We frequented the beach bar at the hotel next door, Phangan Beach Resort, where Adam, the bartender, told us a lot about the beach dogs in the area. The hotel staff has ‘adopted’ two dogs, Rocky and Jade, and they all chip in to provide food and medical care. Rocky is a full-of-life lover boy and Jade is shy until she knows you. I often watched them running and playing on the beach.

Rocky and Jade Koh Phangan

Rocky and Jade at Phangan Beach Resort

The hotel staff told us that Sandy has an owner who does not treat him well. One time, he was injured and the owner did not provide medical care. We saw him regularly – during the day he often slept on the beach under some large trees. At night, he popped by our flat to say hi when we were cooking dinner (we gave him a treat every day). I saw the people in the flat next door feed him several times; they also kept a water bowl on the patio. I felt so sad for this sweetie, but it was good to know that there were people out there who were looking out for him to some degree. Adam told us that people often give food and water to some of the stray beach dogs, but not all.

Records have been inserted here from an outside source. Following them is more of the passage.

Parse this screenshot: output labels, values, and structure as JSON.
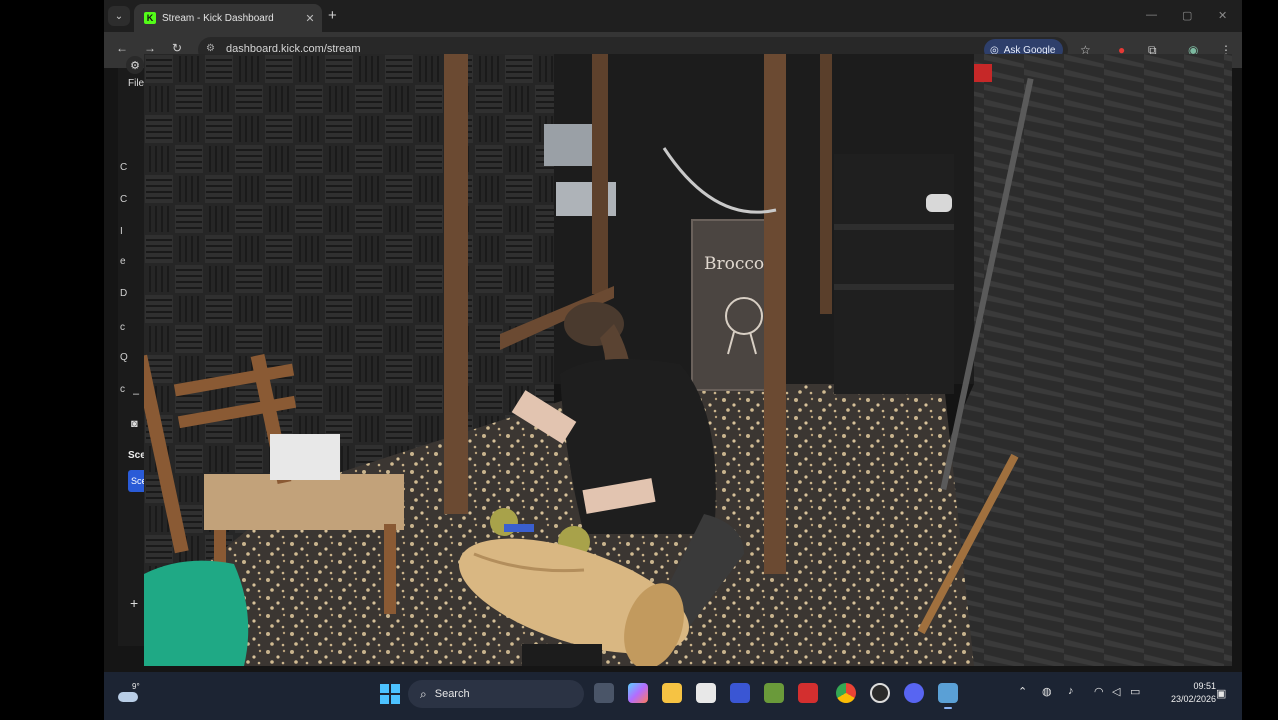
{
  "browser": {
    "tab_title": "Stream - Kick Dashboard",
    "tab_favicon": "K",
    "url": "dashboard.kick.com/stream",
    "ask_google_label": "Ask Google",
    "new_tab_glyph": "+",
    "close_tab_glyph": "✕"
  },
  "dashboard": {
    "file_menu": "File",
    "side_letters": [
      "C",
      "C",
      "I",
      "e",
      "D",
      "c",
      "Q",
      "c"
    ],
    "scenes_heading": "Sce",
    "scene_item": "Sce",
    "add_glyph": "+"
  },
  "video": {
    "chalkboard_text": "Broccoli",
    "colors": {
      "foam": "#2a2a2a",
      "wood": "#6b4a32",
      "log": "#d9b782"
    }
  },
  "taskbar": {
    "weather_temp": "9°",
    "search_placeholder": "Search",
    "time": "09:51",
    "date": "23/02/2026",
    "apps": [
      "task-view",
      "copilot",
      "file-explorer",
      "calendar",
      "zoom",
      "minecraft",
      "roblox",
      "chrome",
      "obs",
      "discord",
      "screen-app"
    ]
  },
  "accent": {
    "kick_green": "#53fc18",
    "windows_blue": "#4cc2ff"
  }
}
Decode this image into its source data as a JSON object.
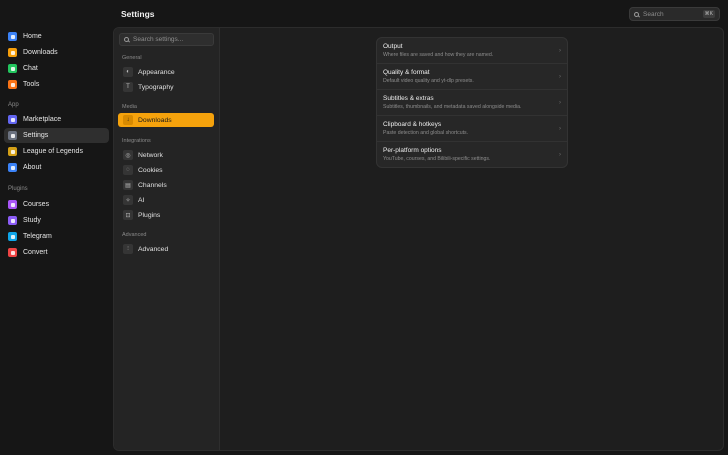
{
  "header": {
    "title": "Settings",
    "search_placeholder": "Search",
    "search_shortcut": "⌘K"
  },
  "sidebar": {
    "top_items": [
      {
        "label": "Home",
        "icon": "home-icon",
        "color": "#3b82f6"
      },
      {
        "label": "Downloads",
        "icon": "download-icon",
        "color": "#f59e0b"
      },
      {
        "label": "Chat",
        "icon": "chat-icon",
        "color": "#22c55e"
      },
      {
        "label": "Tools",
        "icon": "tools-icon",
        "color": "#f97316"
      }
    ],
    "app_label": "App",
    "app_items": [
      {
        "label": "Marketplace",
        "icon": "marketplace-icon",
        "color": "#6366f1"
      },
      {
        "label": "Settings",
        "icon": "gear-icon",
        "color": "#6b7280",
        "active": true
      },
      {
        "label": "League of Legends",
        "icon": "sword-icon",
        "color": "#d4a017"
      },
      {
        "label": "About",
        "icon": "info-icon",
        "color": "#3b82f6"
      }
    ],
    "plugins_label": "Plugins",
    "plugin_items": [
      {
        "label": "Courses",
        "icon": "courses-icon",
        "color": "#a855f7"
      },
      {
        "label": "Study",
        "icon": "study-icon",
        "color": "#8b5cf6"
      },
      {
        "label": "Telegram",
        "icon": "telegram-icon",
        "color": "#0ea5e9"
      },
      {
        "label": "Convert",
        "icon": "convert-icon",
        "color": "#ef4444"
      }
    ]
  },
  "settings_nav": {
    "search_placeholder": "Search settings...",
    "general_label": "General",
    "general_items": [
      {
        "label": "Appearance",
        "icon": "palette-icon",
        "glyph": "◐"
      },
      {
        "label": "Typography",
        "icon": "typography-icon",
        "glyph": "T"
      }
    ],
    "media_label": "Media",
    "media_items": [
      {
        "label": "Downloads",
        "icon": "download-icon",
        "glyph": "↓",
        "active": true
      }
    ],
    "integrations_label": "Integrations",
    "integration_items": [
      {
        "label": "Network",
        "icon": "network-icon",
        "glyph": "◎"
      },
      {
        "label": "Cookies",
        "icon": "cookie-icon",
        "glyph": "◌"
      },
      {
        "label": "Channels",
        "icon": "channels-icon",
        "glyph": "▤"
      },
      {
        "label": "AI",
        "icon": "ai-sparkle-icon",
        "glyph": "✧"
      },
      {
        "label": "Plugins",
        "icon": "plugin-icon",
        "glyph": "⊡"
      }
    ],
    "advanced_label": "Advanced",
    "advanced_items": [
      {
        "label": "Advanced",
        "icon": "sliders-icon",
        "glyph": "⫶"
      }
    ]
  },
  "options": [
    {
      "title": "Output",
      "description": "Where files are saved and how they are named."
    },
    {
      "title": "Quality & format",
      "description": "Default video quality and yt-dlp presets."
    },
    {
      "title": "Subtitles & extras",
      "description": "Subtitles, thumbnails, and metadata saved alongside media."
    },
    {
      "title": "Clipboard & hotkeys",
      "description": "Paste detection and global shortcuts."
    },
    {
      "title": "Per-platform options",
      "description": "YouTube, courses, and Bilibili-specific settings."
    }
  ],
  "colors": {
    "accent": "#f5a20c",
    "background": "#161616",
    "panel": "#1e1e1e"
  }
}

beach dog Koh Phangan

“Sandy”

 

beach dog Koh Phangan

Sandy stopping by our flat to say hi

In a little tourist guidebook, I saw an ad for an animal organization, Phangan Animal Care (PAC), so I checked out the website. I was impressed with their work, so I left a note on their Facebook page. They replied and invited us to stop by, so we did.

Phangan Animal Care

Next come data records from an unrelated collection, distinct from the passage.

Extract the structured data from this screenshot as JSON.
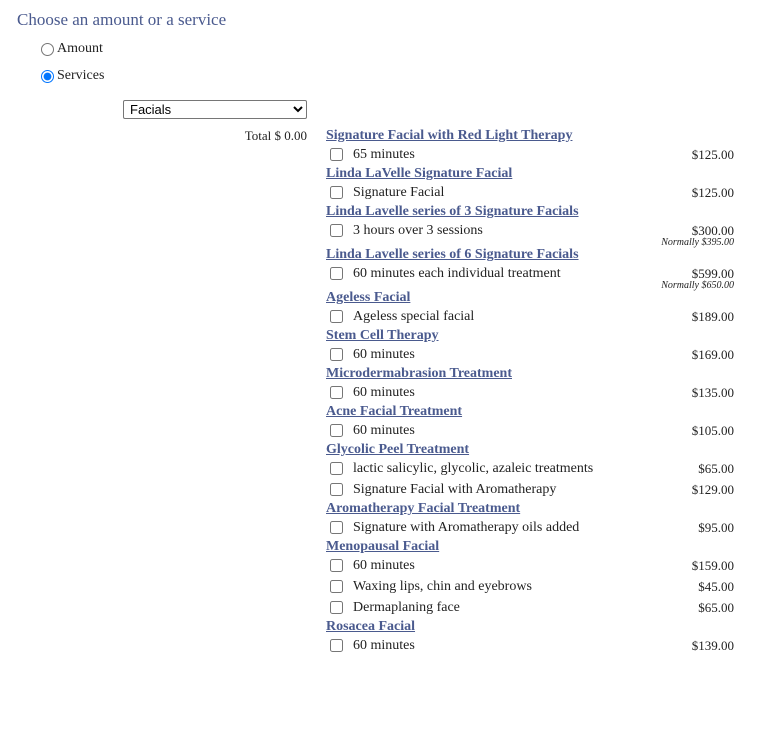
{
  "heading": "Choose an amount or a service",
  "radios": {
    "amount_label": "Amount",
    "services_label": "Services",
    "selected": "Services"
  },
  "category_select": {
    "value": "Facials"
  },
  "total": "Total $ 0.00",
  "groups": [
    {
      "title": "Signature Facial with Red Light Therapy",
      "items": [
        {
          "label": "65 minutes",
          "price": "$125.00"
        }
      ]
    },
    {
      "title": "Linda LaVelle Signature Facial",
      "items": [
        {
          "label": "Signature Facial",
          "price": "$125.00"
        }
      ]
    },
    {
      "title": "Linda Lavelle series of 3 Signature Facials",
      "items": [
        {
          "label": "3 hours over 3 sessions",
          "price": "$300.00",
          "normally": "Normally $395.00"
        }
      ]
    },
    {
      "title": "Linda Lavelle series of 6 Signature Facials",
      "items": [
        {
          "label": "60 minutes each individual treatment",
          "price": "$599.00",
          "normally": "Normally $650.00"
        }
      ]
    },
    {
      "title": "Ageless Facial",
      "items": [
        {
          "label": "Ageless special facial",
          "price": "$189.00"
        }
      ]
    },
    {
      "title": "Stem Cell Therapy",
      "items": [
        {
          "label": "60 minutes",
          "price": "$169.00"
        }
      ]
    },
    {
      "title": "Microdermabrasion Treatment",
      "items": [
        {
          "label": "60 minutes",
          "price": "$135.00"
        }
      ]
    },
    {
      "title": "Acne Facial Treatment",
      "items": [
        {
          "label": "60 minutes",
          "price": "$105.00"
        }
      ]
    },
    {
      "title": "Glycolic Peel Treatment",
      "items": [
        {
          "label": "lactic salicylic, glycolic, azaleic treatments",
          "price": "$65.00"
        },
        {
          "label": "Signature Facial with Aromatherapy",
          "price": "$129.00"
        }
      ]
    },
    {
      "title": "Aromatherapy Facial Treatment",
      "items": [
        {
          "label": "Signature with Aromatherapy oils added",
          "price": "$95.00"
        }
      ]
    },
    {
      "title": "Menopausal Facial",
      "items": [
        {
          "label": "60 minutes",
          "price": "$159.00"
        },
        {
          "label": "Waxing lips, chin and eyebrows",
          "price": "$45.00"
        },
        {
          "label": "Dermaplaning face",
          "price": "$65.00"
        }
      ]
    },
    {
      "title": "Rosacea Facial",
      "items": [
        {
          "label": "60 minutes",
          "price": "$139.00"
        }
      ]
    }
  ]
}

On a quiet rural road, away from the town and beach scene, we found Phangan Animal Care. Practice Manager, Laura Taylor, gave us a tour, told us about the organization, and answered our many questions. We also met two of the three dogs she has adopted; one was regularly abused by her former owner and no longer trusts other humans.

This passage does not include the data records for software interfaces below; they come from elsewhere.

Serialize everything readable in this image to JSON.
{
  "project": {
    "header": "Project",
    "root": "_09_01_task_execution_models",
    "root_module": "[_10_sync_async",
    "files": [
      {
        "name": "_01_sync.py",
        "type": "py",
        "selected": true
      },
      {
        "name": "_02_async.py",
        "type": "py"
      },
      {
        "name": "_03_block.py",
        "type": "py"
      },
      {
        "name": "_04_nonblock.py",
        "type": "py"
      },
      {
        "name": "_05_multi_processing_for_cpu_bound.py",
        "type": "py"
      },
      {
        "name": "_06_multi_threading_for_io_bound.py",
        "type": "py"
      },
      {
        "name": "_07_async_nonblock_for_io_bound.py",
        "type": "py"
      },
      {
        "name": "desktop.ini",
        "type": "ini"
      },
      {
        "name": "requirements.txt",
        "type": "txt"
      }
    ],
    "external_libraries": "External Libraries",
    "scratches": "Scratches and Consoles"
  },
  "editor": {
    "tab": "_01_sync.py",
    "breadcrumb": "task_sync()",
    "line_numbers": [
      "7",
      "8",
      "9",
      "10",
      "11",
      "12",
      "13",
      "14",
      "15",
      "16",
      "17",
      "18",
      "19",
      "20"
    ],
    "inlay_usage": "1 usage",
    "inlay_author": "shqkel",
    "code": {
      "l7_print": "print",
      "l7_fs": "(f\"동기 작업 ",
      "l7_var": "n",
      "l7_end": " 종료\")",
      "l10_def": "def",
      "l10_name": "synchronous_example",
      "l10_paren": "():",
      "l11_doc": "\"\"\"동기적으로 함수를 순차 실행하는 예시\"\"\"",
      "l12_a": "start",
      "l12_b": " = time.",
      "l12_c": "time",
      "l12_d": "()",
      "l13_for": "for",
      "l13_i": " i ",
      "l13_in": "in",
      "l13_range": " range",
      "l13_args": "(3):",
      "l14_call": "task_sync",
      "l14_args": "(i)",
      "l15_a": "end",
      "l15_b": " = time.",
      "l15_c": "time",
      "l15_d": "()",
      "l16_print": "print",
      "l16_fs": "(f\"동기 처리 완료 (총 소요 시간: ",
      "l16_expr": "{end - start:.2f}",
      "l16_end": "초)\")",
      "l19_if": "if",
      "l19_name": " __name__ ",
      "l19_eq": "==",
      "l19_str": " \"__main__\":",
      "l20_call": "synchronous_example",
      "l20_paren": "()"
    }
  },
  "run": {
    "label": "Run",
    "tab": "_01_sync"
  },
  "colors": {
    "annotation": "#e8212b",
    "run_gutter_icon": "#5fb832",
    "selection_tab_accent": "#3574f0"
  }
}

Phangan Animal Care entrance

Phangan Animal Care entrance

 

Phangan Animal Care

Isn’t he cute!

When Shevaun Gallwey created Phangan Animal Care in 2001 there were no animal care facilities on Koh Phangan. The organization’s focus is to provide medical care and rabies vaccines to the island’s strays, along with education for the public. They also run a successful spay/neuter program island wide to control the population. See more about PAC’s work. The staff treats dogs and cats at their facility and in the streets / at the beach. When a dog is brought to Phangan Animal Care, they also perform spay/neuter surgery when funding permits. At this time, there is no data on the number of strays on the island, but Phangan Animal Care plans to conduct research as soon as they have the people resources.

Phangan Animal Care grounds

Phangan Animal Care grounds

Laura also educated us about how Thai people view dogs and their relationships with them. There are many owners who take very good care of their dogs, but won’t do spay/neuter as in Buddhism this is believed to be tampering with the dog it is not our right to do this. If the dog has puppies, the owner will rarely see them as their responsibility and will not care for the puppies. Some people will give food and shelter to the purebreds but few give to the mutts as it is the common belief that mutts were bad people in their past life and this is why they have been born as soi dogs. Some bring unwanted dogs to the temples so that the monks will care for them.

Phangan Animal Care office

Phangan Animal Care office

Phangan Animal Care is proud of all that they have accomplished, despite their limited resources (staff and funding). Through ongoing communication with the temples, they recently formed a partnership with Koh Phangan’s head monk to create a public service message. The monk will appear on posters that promote responsible pet ownership and care. Phangan Animal Care still has many needs for funding, a full time on-site veterinarian, and long-term volunteers. If you would like to help, you can make a one-time or recurring donation on their website through PayPal or follow them on Facebook to help spread the word about their work.

Read More…
See a blog post by Saibh about her experience volunteering at Phangan Animal Care in the summer of 2015 – Helping Out at Phangan Animal Care >.